**Exercise objective**
Filter the listing below down to the lines holding the word "lithology", and copy those lines.

**Information shown**
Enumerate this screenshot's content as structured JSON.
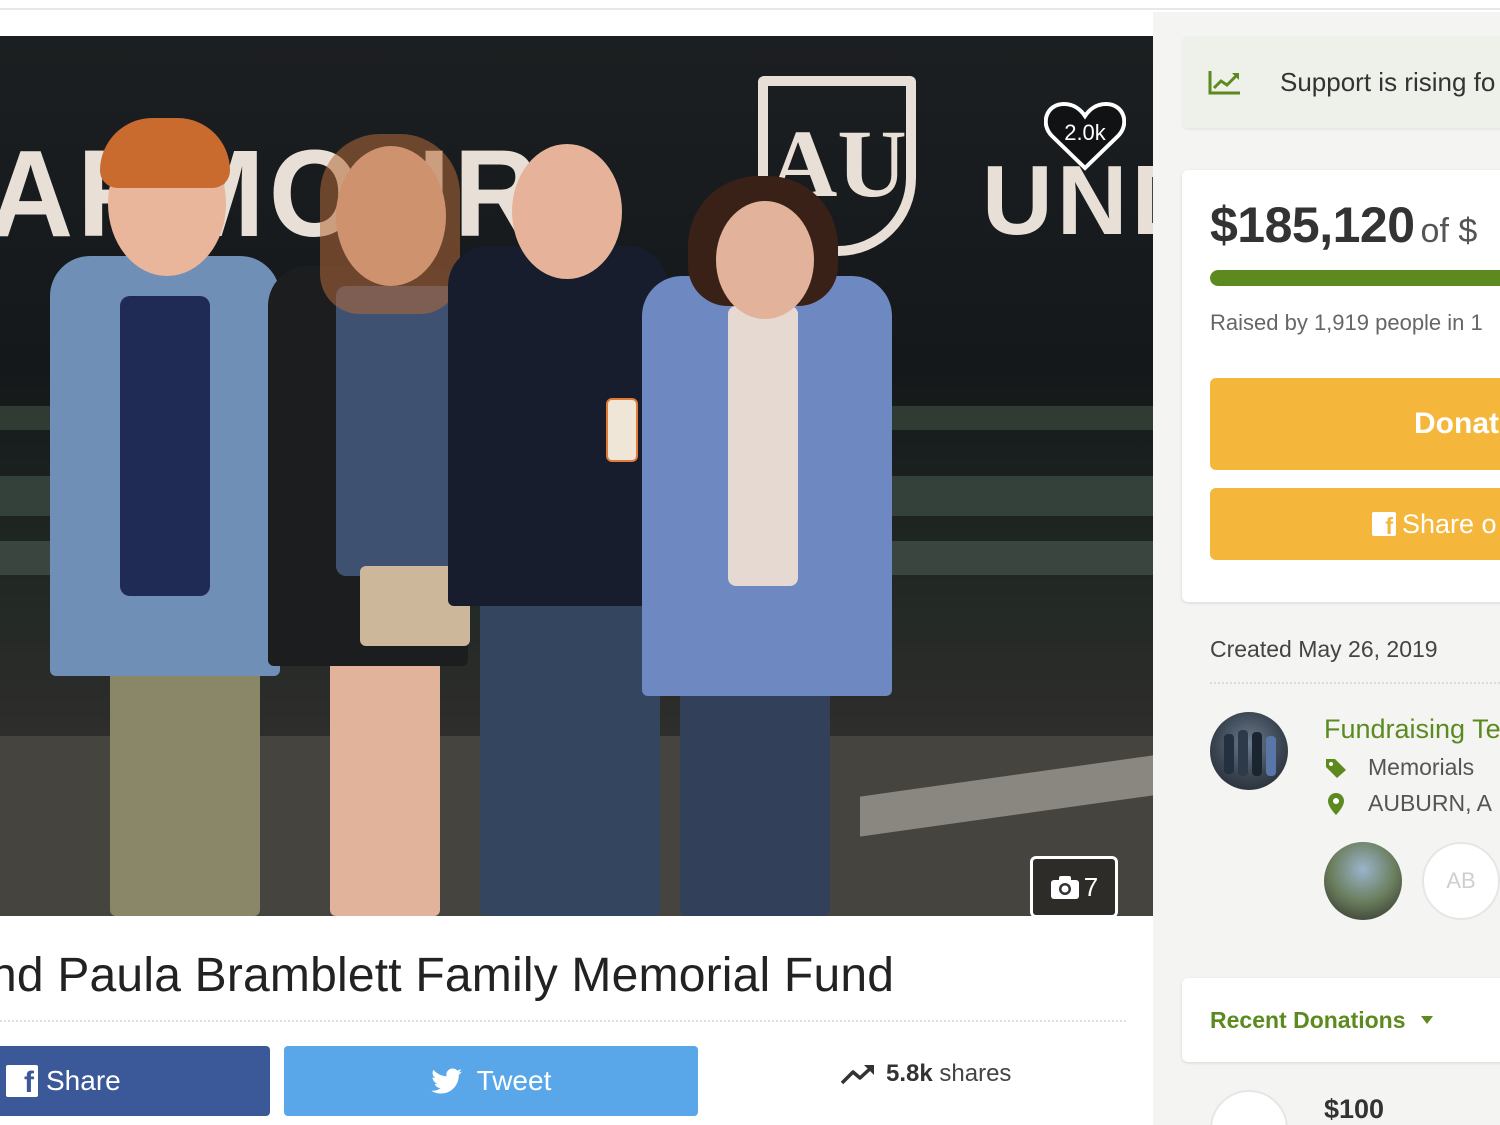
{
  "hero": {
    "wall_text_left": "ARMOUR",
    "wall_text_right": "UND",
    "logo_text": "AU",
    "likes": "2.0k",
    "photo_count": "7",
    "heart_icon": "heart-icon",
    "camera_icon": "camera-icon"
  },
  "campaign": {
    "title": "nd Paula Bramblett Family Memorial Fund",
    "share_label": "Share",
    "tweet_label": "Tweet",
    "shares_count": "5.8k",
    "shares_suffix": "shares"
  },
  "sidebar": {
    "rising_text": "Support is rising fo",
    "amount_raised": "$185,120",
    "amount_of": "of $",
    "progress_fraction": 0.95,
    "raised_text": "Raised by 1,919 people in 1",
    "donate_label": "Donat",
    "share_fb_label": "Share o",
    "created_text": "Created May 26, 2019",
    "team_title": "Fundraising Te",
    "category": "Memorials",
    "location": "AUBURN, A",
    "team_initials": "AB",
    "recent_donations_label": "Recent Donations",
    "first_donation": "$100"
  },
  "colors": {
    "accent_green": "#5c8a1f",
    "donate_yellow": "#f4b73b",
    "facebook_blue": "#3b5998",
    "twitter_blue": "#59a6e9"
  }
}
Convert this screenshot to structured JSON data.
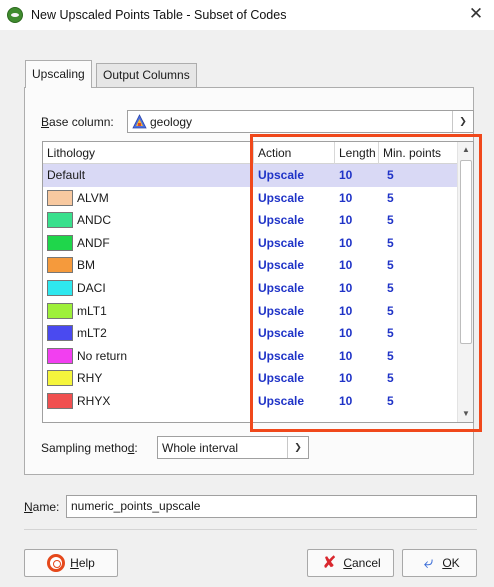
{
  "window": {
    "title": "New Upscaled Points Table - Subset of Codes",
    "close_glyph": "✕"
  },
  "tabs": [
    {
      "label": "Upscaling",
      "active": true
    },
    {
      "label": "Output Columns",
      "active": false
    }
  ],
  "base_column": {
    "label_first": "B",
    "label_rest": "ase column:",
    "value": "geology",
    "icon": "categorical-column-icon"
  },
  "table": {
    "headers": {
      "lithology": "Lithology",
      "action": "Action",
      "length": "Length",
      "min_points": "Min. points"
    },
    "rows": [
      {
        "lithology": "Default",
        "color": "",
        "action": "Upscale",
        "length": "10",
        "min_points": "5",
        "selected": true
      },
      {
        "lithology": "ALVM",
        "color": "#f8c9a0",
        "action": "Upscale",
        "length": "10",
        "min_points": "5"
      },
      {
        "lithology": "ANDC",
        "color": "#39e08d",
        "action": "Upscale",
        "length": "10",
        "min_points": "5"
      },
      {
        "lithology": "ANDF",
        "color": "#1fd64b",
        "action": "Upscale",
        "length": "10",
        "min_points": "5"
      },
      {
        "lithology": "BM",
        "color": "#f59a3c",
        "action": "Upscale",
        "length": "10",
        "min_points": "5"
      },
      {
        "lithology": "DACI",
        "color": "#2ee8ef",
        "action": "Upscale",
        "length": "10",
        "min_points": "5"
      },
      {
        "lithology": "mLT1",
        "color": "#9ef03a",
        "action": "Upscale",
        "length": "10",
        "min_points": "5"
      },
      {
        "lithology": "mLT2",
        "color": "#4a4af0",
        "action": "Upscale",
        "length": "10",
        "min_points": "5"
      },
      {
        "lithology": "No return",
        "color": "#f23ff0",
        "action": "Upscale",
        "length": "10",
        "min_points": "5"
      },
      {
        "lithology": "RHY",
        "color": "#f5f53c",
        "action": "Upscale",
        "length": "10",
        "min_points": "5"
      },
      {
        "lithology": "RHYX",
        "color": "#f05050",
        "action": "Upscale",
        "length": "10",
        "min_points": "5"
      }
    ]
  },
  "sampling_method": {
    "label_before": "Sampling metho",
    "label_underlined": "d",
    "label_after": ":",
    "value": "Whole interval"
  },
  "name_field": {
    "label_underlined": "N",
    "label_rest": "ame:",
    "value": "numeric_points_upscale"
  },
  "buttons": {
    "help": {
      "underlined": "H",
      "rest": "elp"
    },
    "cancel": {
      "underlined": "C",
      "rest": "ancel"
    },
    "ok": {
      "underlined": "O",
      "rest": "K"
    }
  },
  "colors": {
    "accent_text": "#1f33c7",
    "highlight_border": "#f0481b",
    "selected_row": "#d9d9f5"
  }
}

**Answer space**
      "lithology": "Lithology",
        "lithology": "Default",
        "lithology": "ALVM",
        "lithology": "ANDC",
        "lithology": "ANDF",
        "lithology": "BM",
        "lithology": "DACI",
        "lithology": "mLT1",
        "lithology": "mLT2",
        "lithology": "No return",
        "lithology": "RHY",
        "lithology": "RHYX",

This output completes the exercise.